I sat in the stands as my school’s 8th grade basketball team crushed the other team, as usual. No one could beat Emerald Creek Middle School in basketball, no one. I normally wouldn’t go to basketball games, but it was mandatory this time, because the school district had this brilliant idea to have it during school hours at the end of the day.
It had some positives though, less time in class being one. My school had the best basketball team in the state of Rhode Island, which wasn’t saying much. Because of that, the district wanted us to have more practice time to be the best in the state, so they did basketball games during school and practice after, which made basketball games mandatory.
Finally the game ended with ninety-six points for our team, and twenty for the other team. No one was surprised. Everyone shook hands at the end, then the other team left, just like every other basketball game. Life was so boring and routine, I’m surprised I haven’t gone crazy yet.
I got up to go to homeroom, which was also my English class. A bunch of other eighth graders who were in my homeroom got up as well, knowing Ms. Joshkin, our teacher, expected us back as soon as the game was over.
“Welcome back, students. How was the game?” Ms. Joshkin said cheerfully as we herded back into the room like cattle. I didn’t answer, but others did, saying things like, “Good” or “We won again.”
Just then, an office aid came into the room carrying a note for Ms. Joshkin. She frowned as she read it. She looked up and her eyes landed on me. Uh oh, was I in trouble?
“Echo, I left some paper for Principal Hardwood in the library, can you grab them?” She said, not knowing how much of a relief her words gave me. I hated getting in trouble, it was my second greatest fear, because it would mean that I disappointed someone. My number one fear is pretty ridiculous, I’m scared of shadows.
It’s not a ‘won’t even go near it’ kind of fear, it’s more like ‘something’s hiding in there’ kind of fear. And if a shadow happens to be in my way, I can go through it and stuff, but I tried to avoid it whenever possible. My dad had always reminded me of how a ridiculous fear that was, but Mom somehow understood, though, she understands nothing else about me.

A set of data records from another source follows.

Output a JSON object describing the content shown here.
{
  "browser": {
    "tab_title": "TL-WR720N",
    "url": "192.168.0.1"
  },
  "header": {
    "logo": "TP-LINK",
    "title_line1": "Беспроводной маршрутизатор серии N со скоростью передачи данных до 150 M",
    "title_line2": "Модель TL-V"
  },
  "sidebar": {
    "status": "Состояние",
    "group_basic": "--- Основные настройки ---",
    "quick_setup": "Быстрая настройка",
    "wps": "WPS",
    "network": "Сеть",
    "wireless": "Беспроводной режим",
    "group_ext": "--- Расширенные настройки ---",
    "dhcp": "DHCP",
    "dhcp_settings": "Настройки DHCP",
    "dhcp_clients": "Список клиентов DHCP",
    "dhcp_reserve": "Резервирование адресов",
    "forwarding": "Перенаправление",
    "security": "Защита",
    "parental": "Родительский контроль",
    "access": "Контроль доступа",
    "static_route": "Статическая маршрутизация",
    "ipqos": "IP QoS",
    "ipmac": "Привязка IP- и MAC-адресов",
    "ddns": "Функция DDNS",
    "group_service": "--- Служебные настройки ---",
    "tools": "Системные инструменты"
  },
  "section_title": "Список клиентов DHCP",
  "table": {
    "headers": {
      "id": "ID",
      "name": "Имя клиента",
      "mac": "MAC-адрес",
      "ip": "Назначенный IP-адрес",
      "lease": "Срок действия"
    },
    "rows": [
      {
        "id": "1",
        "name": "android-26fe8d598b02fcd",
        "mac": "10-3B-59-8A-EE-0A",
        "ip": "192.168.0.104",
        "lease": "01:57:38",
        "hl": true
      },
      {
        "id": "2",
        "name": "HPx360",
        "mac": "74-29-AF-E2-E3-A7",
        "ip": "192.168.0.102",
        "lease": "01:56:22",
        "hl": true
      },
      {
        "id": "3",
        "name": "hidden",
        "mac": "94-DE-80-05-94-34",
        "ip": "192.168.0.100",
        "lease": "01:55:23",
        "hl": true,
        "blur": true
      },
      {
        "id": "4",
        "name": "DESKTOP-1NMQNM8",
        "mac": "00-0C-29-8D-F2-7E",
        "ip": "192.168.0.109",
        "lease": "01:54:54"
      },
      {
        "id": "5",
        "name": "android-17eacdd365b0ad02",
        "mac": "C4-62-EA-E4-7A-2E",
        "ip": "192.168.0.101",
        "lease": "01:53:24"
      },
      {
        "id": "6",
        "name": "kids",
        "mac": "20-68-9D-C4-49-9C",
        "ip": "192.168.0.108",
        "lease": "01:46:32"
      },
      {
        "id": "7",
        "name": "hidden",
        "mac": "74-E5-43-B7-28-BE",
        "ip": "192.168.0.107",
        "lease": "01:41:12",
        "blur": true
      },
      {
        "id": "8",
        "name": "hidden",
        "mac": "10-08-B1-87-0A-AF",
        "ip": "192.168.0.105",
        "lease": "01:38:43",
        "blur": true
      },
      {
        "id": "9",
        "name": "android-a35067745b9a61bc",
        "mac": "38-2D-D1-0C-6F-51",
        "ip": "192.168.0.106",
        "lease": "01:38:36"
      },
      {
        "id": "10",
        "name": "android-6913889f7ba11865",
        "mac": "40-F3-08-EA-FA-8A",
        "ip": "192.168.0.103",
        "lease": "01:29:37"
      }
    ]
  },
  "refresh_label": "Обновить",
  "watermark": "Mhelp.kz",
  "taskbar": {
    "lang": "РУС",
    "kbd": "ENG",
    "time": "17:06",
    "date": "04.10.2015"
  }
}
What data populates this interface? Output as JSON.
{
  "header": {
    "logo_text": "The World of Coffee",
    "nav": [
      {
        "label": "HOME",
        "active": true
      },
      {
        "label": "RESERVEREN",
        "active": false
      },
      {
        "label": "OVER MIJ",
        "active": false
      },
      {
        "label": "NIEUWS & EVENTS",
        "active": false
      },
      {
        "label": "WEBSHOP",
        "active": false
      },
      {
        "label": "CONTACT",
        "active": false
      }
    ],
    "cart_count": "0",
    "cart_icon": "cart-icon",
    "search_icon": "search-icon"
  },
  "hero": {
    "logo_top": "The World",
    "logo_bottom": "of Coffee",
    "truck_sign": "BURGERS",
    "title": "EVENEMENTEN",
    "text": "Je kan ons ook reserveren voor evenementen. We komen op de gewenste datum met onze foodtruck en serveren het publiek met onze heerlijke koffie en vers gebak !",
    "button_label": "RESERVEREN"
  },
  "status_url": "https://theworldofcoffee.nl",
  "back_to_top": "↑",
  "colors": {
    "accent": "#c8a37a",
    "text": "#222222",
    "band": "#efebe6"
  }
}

I got up once again and left the room, heading in the direction of the library. I knew the way well, and I knew the library even better. It was my favorite place in the school, a place where I could read books in silence, or speak with the librarian, Ms. Davis, about our favorite books.
When I reached the library, the doors were closed, but unlocked, as they usually were at this hour. I pulled one door open and got a blast of cold air from the library, which was slightly colder than room temperature to preserve the books.
The library wasn’t very big, since our schools money was mostly spent on new equipment for the basketball team. It was barely large enough to fit four short shelves with taller shelves lining the wall. The librarian’s desk was located in the center of the room with two short shelves on either side. On the left, there was a table so a group could read together and on the right, a couple of bean bags were set up in a semicircle.
“Hey, Ms. Davis. Ms. Joshkin said she left some papers for the principle in here, do you know where they are?” I asked our librarian. She was an elderly woman with gray hair and kind blue eyes. She looked old, but she didn’t act old. Her eyes had this sorta lively sparkle that made her seem younger.
“Yes, dear. Their on the table in the nonfiction section.” She said, looking up from the book she was currently reading.
“Thank you, enjoy your book.” I whispered to her while softly walking away. I always felt that you needed to tiptoe in the library, something my parents had taught me when I was younger, and a habit I haven’t been able to get rid of.
I tiptoed to the only table in the library. Sure enough, the papers Ms. Joshkin needed were on the table, next to a book with the title of The Fairy Tale Trials.
Interesting, I thought to myself. I’ve always had an interest in fairy tales. The book looked like a storybook you would expect to see in movies like Lord of the Rings. It was bound in leather and probably wouldn’t have fit on the shelves made for modern books.
I picked up the book and untied the leather string that kept it close, opening it to the first page, which was blank. I turned the page, but the next one was blank as well, again I turned the page, but it was still blank!
Finally, I turned to the last page, the only page with words on it.
“Taktu mig í heim galdra.” I muttered, reading the words written on the page. I don’t think I pronounced it right, but I didn’t have much to time to think about that.
The book in my hands started glowing a harsh light. I dropped the book on the table to cover my eyes so I wouldn’t go blind. Wind that wasn’t there before howled around me, like I was in the middle of a tornado. I could see the light from the book through my eyelids, making the darkness that you see when you close your eyes red.
Finally, the wind stopped, the light from the book dimmed, and all was still, except for my beating heart. I slowly opened my eyes, expecting to be anywhere than where I really was.
I was in a forest, but the plants looked strange. The colors of the plants were more vivid and bright, like I was looking through a camera filter.
I grabbed a small branch off one of the trees in front of me. I inspected it, without noticing the tree that was moving.
“Hey! Who do you think you are?” The tree shouted, using one of its branches to take back the twig I was holding.
An ear splitting scream escaped my mouth, scaring the nearby birds away.